5. Open User Manager for Domains, select the members of the Accounting group, click the User Menu, then Properties, then Profile, and in the User Profile Path enter the path to the directory, \\server01\profiles$\

Now, when anyone in the accounting group logs in to the domain, they will get this mandatory profile on their PCs.


- You have to manually create a Mandatory Profile directory on a server. Unlike non-mandatory roaming profiles, NT will not create a user directory for you.
- If a user tries logging on, and the Mandatory Profile is not available (the server that it is on is unavailable), then the user will not be able to log on to their PC.

Preventing certain folders being replicated as part of the user profile

If you are replicating numerous user profiles to a server, you will quickly eat up server hard drive space unless you restrict what is saved on the server. Part of a user's profile is their Temporary Internet Files folder which holds all of the files that are downloaded when the user visits web sites. This can grow to be 30, 40, 60MB or more over time. To prevent copying this directory (and any other directories you don't want saved to a profile directory on the server) do this:

Service Pack 4 introduced a new registry setting, ExcludeProfileDirs, which can be used to exclude certain directories from the replication of user profiles. To implement perform the following:

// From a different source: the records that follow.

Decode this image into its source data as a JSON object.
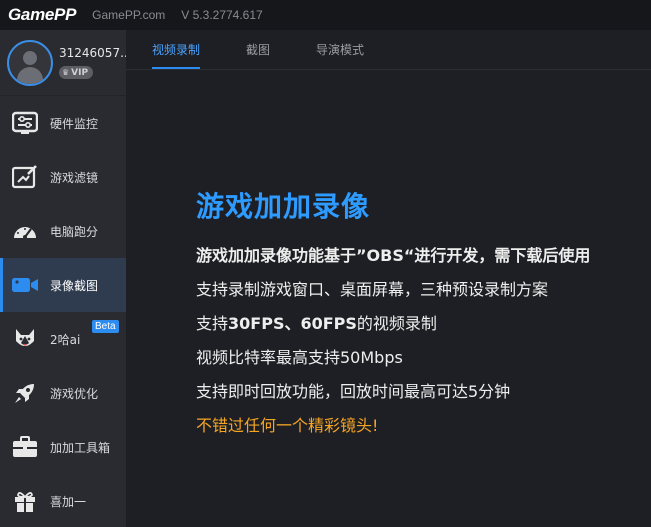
{
  "titlebar": {
    "logo": "GamePP",
    "site": "GamePP.com",
    "version": "V 5.3.2774.617"
  },
  "profile": {
    "uid": "31246057...",
    "vip": "VIP"
  },
  "sidebar": {
    "items": [
      {
        "label": "硬件监控",
        "icon": "hardware-monitor-icon"
      },
      {
        "label": "游戏滤镜",
        "icon": "game-filter-icon"
      },
      {
        "label": "电脑跑分",
        "icon": "benchmark-gauge-icon"
      },
      {
        "label": "录像截图",
        "icon": "video-camera-icon"
      },
      {
        "label": "2哈ai",
        "icon": "husky-icon",
        "badge": "Beta"
      },
      {
        "label": "游戏优化",
        "icon": "rocket-icon"
      },
      {
        "label": "加加工具箱",
        "icon": "toolbox-icon"
      },
      {
        "label": "喜加一",
        "icon": "gift-icon"
      }
    ],
    "active_index": 3
  },
  "tabs": [
    {
      "label": "视频录制"
    },
    {
      "label": "截图"
    },
    {
      "label": "导演模式"
    }
  ],
  "content": {
    "headline": "游戏加加录像",
    "line1": "游戏加加录像功能基于”OBS“进行开发，需下载后使用",
    "line2": "支持录制游戏窗口、桌面屏幕，三种预设录制方案",
    "line3_pre": "支持",
    "line3_bold": "30FPS、60FPS",
    "line3_post": "的视频录制",
    "line4": "视频比特率最高支持50Mbps",
    "line5": "支持即时回放功能，回放时间最高可达5分钟",
    "line6": "不错过任何一个精彩镜头!"
  },
  "colors": {
    "accent": "#2d8cf0",
    "headline": "#2d9bff",
    "highlight": "#f5a524",
    "sidebar_bg": "#2a2b30",
    "main_bg": "#1e1f24"
  }
}
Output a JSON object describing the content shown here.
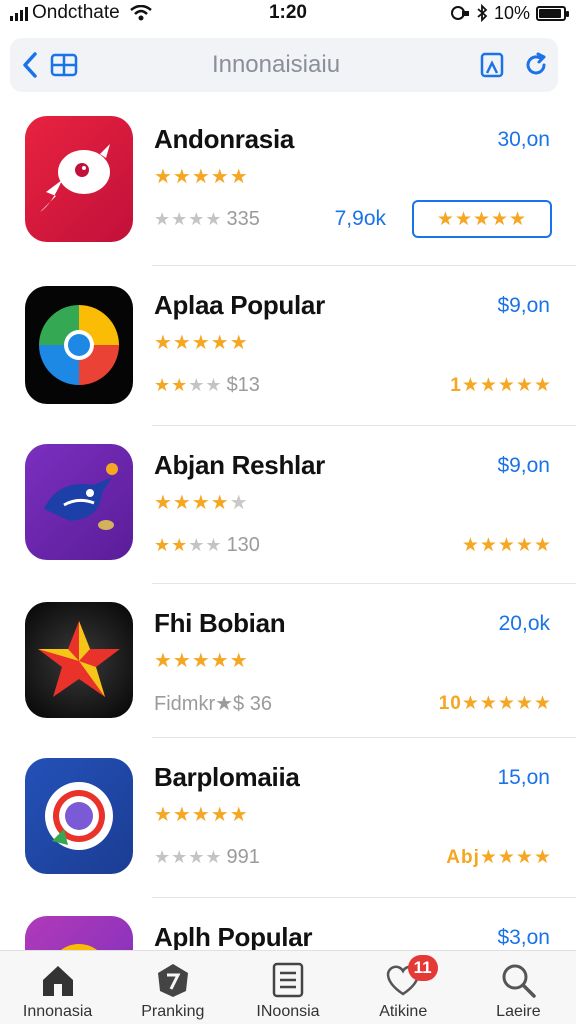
{
  "status_bar": {
    "carrier": "Ondcthate",
    "time": "1:20",
    "battery": "10%",
    "battery_level": 0.9
  },
  "top_bar": {
    "title": "Innonaisiaiu",
    "icons": [
      "back-chevron-icon",
      "grid-icon",
      "bookmark-icon",
      "refresh-icon"
    ]
  },
  "apps": [
    {
      "name": "Andonrasia",
      "price": "30,on",
      "stars": "★★★★★",
      "sub_stars_lit": "",
      "sub_stars_dim": "★★★★",
      "sub_count": "335",
      "sub_mid": "7,9ok",
      "rate": "★★★★★"
    },
    {
      "name": "Aplaa Popular",
      "price": "$9,on",
      "stars": "★★★★★",
      "sub_stars_lit": "★★",
      "sub_stars_dim": "★★",
      "sub_count": "$13",
      "sub_mid": "",
      "rate": "1★★★★★"
    },
    {
      "name": "Abjan Reshlar",
      "price": "$9,on",
      "stars": "★★★★",
      "stars_dim": "★",
      "sub_stars_lit": "★★",
      "sub_stars_dim": "★★",
      "sub_count": "130",
      "sub_mid": "",
      "rate": "★★★★★"
    },
    {
      "name": "Fhi Bobian",
      "price": "20,ok",
      "stars": "★★★★★",
      "sub_stars_lit": "",
      "sub_stars_dim": "",
      "sub_count": "Fidmkr★$ 36",
      "sub_mid": "",
      "rate": "10★★★★★"
    },
    {
      "name": "Barplomaiia",
      "price": "15,on",
      "stars": "★★★★★",
      "sub_stars_lit": "",
      "sub_stars_dim": "★★★★",
      "sub_count": "991",
      "sub_mid": "",
      "rate": "Abj★★★★"
    },
    {
      "name": "Aplh Popular",
      "price": "$3,on"
    }
  ],
  "tabs": [
    {
      "label": "Innonasia",
      "icon": "home-icon"
    },
    {
      "label": "Pranking",
      "icon": "ranking-icon"
    },
    {
      "label": "INoonsia",
      "icon": "list-icon"
    },
    {
      "label": "Atikine",
      "icon": "heart-icon",
      "badge": "11"
    },
    {
      "label": "Laeire",
      "icon": "search-icon"
    }
  ],
  "colors": {
    "accent": "#1a73e8",
    "star": "#f5a623",
    "badge": "#e53935"
  }
}
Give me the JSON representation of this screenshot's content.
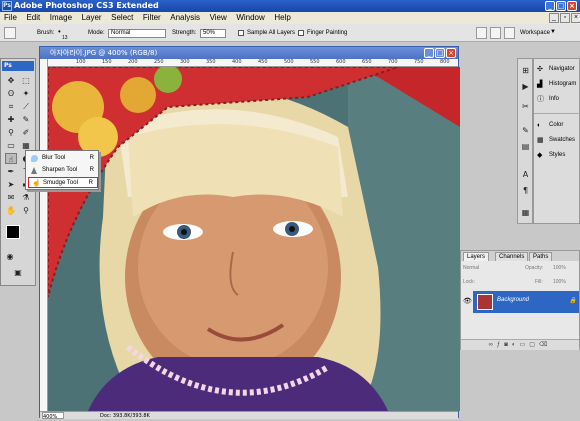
{
  "app": {
    "title": "Adobe Photoshop CS3 Extended",
    "logo": "Ps"
  },
  "menu": [
    "File",
    "Edit",
    "Image",
    "Layer",
    "Select",
    "Filter",
    "Analysis",
    "View",
    "Window",
    "Help"
  ],
  "options": {
    "brush_label": "Brush:",
    "brush_size": "13",
    "mode_label": "Mode:",
    "mode_value": "Normal",
    "strength_label": "Strength:",
    "strength_value": "50%",
    "sample_all_layers": "Sample All Layers",
    "finger_painting": "Finger Painting",
    "workspace_label": "Workspace"
  },
  "toolbox": {
    "badge": "Ps"
  },
  "flyout": {
    "items": [
      {
        "label": "Blur Tool",
        "key": "R"
      },
      {
        "label": "Sharpen Tool",
        "key": "R"
      },
      {
        "label": "Smudge Tool",
        "key": "R"
      }
    ]
  },
  "document": {
    "title": "아자아라이.JPG @ 400% (RGB/8)",
    "zoom": "400%",
    "doc_info": "Doc: 393.8K/393.8K",
    "ruler_labels": [
      "100",
      "150",
      "200",
      "250",
      "300",
      "350",
      "400",
      "450",
      "500",
      "550",
      "600",
      "650",
      "700",
      "750",
      "800"
    ]
  },
  "panels": {
    "items": [
      {
        "label": "Navigator",
        "icon": "navigator-icon"
      },
      {
        "label": "Histogram",
        "icon": "histogram-icon"
      },
      {
        "label": "Info",
        "icon": "info-icon"
      },
      {
        "label": "Color",
        "icon": "color-icon"
      },
      {
        "label": "Swatches",
        "icon": "swatches-icon"
      },
      {
        "label": "Styles",
        "icon": "styles-icon"
      }
    ]
  },
  "layers": {
    "tabs": [
      "Layers",
      "Channels",
      "Paths"
    ],
    "blend_mode": "Normal",
    "opacity_label": "Opacity:",
    "opacity_value": "100%",
    "lock_label": "Lock:",
    "fill_label": "Fill:",
    "fill_value": "100%",
    "layer_name": "Background"
  },
  "colors": {
    "accent": "#2e66c4",
    "titlebar": "#1a46a8",
    "selection_outline": "#e02020"
  }
}
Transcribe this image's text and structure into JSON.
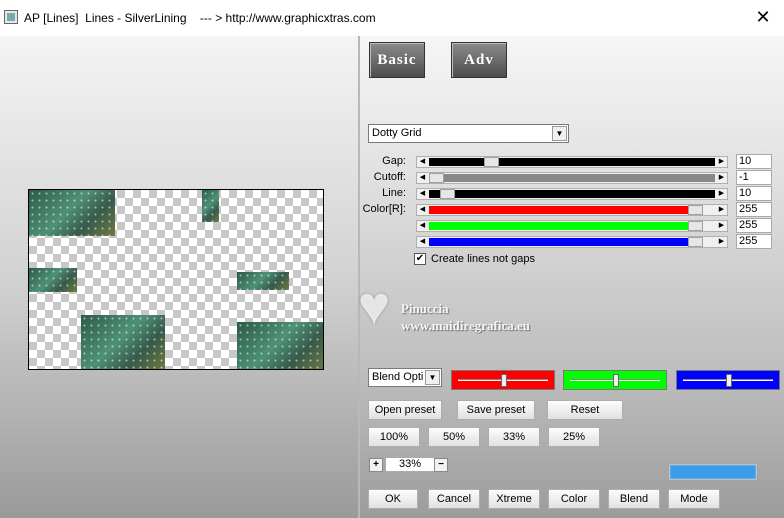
{
  "window": {
    "title": "AP [Lines]  Lines - SilverLining    --- > http://www.graphicxtras.com",
    "close_glyph": "✕"
  },
  "tabs": {
    "basic": "Basic",
    "adv": "Adv"
  },
  "preset_select": {
    "value": "Dotty Grid"
  },
  "sliders": [
    {
      "label": "Gap:",
      "value": "10",
      "color": "#000000",
      "fill": 1.0,
      "thumb": 0.2
    },
    {
      "label": "Cutoff:",
      "value": "-1",
      "color": "#888888",
      "fill": 1.0,
      "thumb": 0.0
    },
    {
      "label": "Line:",
      "value": "10",
      "color": "#000000",
      "fill": 1.0,
      "thumb": 0.04
    },
    {
      "label": "Color[R]:",
      "value": "255",
      "color": "#ff0000",
      "fill": 0.95,
      "thumb": 0.95
    },
    {
      "label": "",
      "value": "255",
      "color": "#00ff00",
      "fill": 0.95,
      "thumb": 0.95
    },
    {
      "label": "",
      "value": "255",
      "color": "#0000ff",
      "fill": 0.95,
      "thumb": 0.95
    }
  ],
  "checkbox": {
    "label": "Create lines not gaps",
    "checked": true,
    "mark": "✔"
  },
  "blend_select": {
    "value": "Blend Opti"
  },
  "color_sliders": [
    {
      "color": "#ff0000",
      "level": 0.5
    },
    {
      "color": "#00ff00",
      "level": 0.5
    },
    {
      "color": "#0000ff",
      "level": 0.5
    }
  ],
  "buttons": {
    "open_preset": "Open preset",
    "save_preset": "Save preset",
    "reset": "Reset",
    "zoom_100": "100%",
    "zoom_50": "50%",
    "zoom_33": "33%",
    "zoom_25": "25%",
    "zoom_plus": "+",
    "zoom_minus": "−",
    "ok": "OK",
    "cancel": "Cancel",
    "xtreme": "Xtreme",
    "color": "Color",
    "blend": "Blend",
    "mode": "Mode"
  },
  "zoom_readout": "33%",
  "accent_color": "#3d9ce8",
  "watermark": {
    "name": "Pinuccia",
    "url": "www.maidiregrafica.eu"
  }
}
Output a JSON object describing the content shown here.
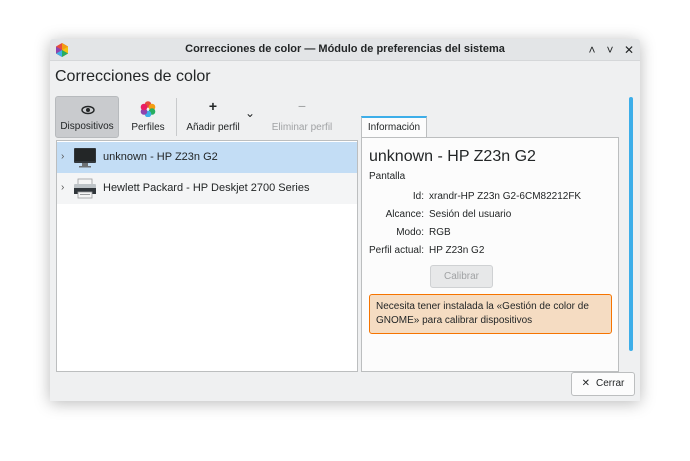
{
  "window": {
    "title": "Correcciones de color — Módulo de preferencias del sistema",
    "controls": [
      "˄",
      "˅",
      "✕"
    ]
  },
  "heading": "Correcciones de color",
  "toolbar": {
    "dispositivos": "Dispositivos",
    "perfiles": "Perfiles",
    "anadir": "Añadir perfil",
    "eliminar": "Eliminar perfil",
    "add_glyph": "+",
    "remove_glyph": "−",
    "dropdown_glyph": "⌄"
  },
  "devices": [
    {
      "label": "unknown - HP Z23n G2",
      "icon": "monitor-icon",
      "selected": true
    },
    {
      "label": "Hewlett Packard - HP Deskjet 2700 Series",
      "icon": "printer-icon",
      "selected": false
    }
  ],
  "expander": "›",
  "tab": "Información",
  "info": {
    "title": "unknown - HP Z23n G2",
    "type": "Pantalla",
    "fields": [
      {
        "key": "Id:",
        "value": "xrandr-HP Z23n G2-6CM82212FK"
      },
      {
        "key": "Alcance:",
        "value": "Sesión del usuario"
      },
      {
        "key": "Modo:",
        "value": "RGB"
      },
      {
        "key": "Perfil actual:",
        "value": "HP Z23n G2"
      }
    ],
    "calibrar": "Calibrar",
    "warning": "Necesita tener instalada la «Gestión de color de GNOME» para calibrar dispositivos"
  },
  "footer": {
    "close_glyph": "✕",
    "close_label": "Cerrar"
  },
  "colors": {
    "accent": "#3daee9",
    "selection": "#c3ddf5",
    "warning_border": "#f67400",
    "warning_bg": "#f5dcc2"
  }
}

1. Start the registry editor (regedit.exe)
2. Move to HKEY_CURRENT_USER\Software\Microsoft\Windows NT\CurrentVersion\Winlogon
3. From the Edit menu select New - String value
4. Enter a name of ExcludeProfileDirs and press Enter
5. Double click the new value and set to the relevant areas, separating them by semi-colons,
for example: Local Settings\Application Data\Microsoft\Outlook;Temporary Internet Files;Personal
6. Click OK
7. Close the registry editor

This can also be done through a system policy:

1. Start the Policy Editor (poledit.exe)
2. Create a new policy (or open an existing one providing it was created after SP4 installation)
3. Double click Default User
4. Expand 'Windows NT User Profiles
5. Check the 'Exclude directories in roaming profile'
6. In the data box type the name of the directories to be excluded
7. Click OK
8. Save the policy to the netlogon share of the PDC

Additionally, you can go to each users Internet Options and change the path for their Temporary Internet Files Folder. This is usually found under General, Temporary Internet Files, Settings. If you change the path to say c:\temporary internet files, then this directory will not get copied to the server as part of their profile when the user logs off. You can also set an option in Internet Explorer to delete the temporary files when the user closes their browser.  This is found on the Advanced tab towards the bottom under Security.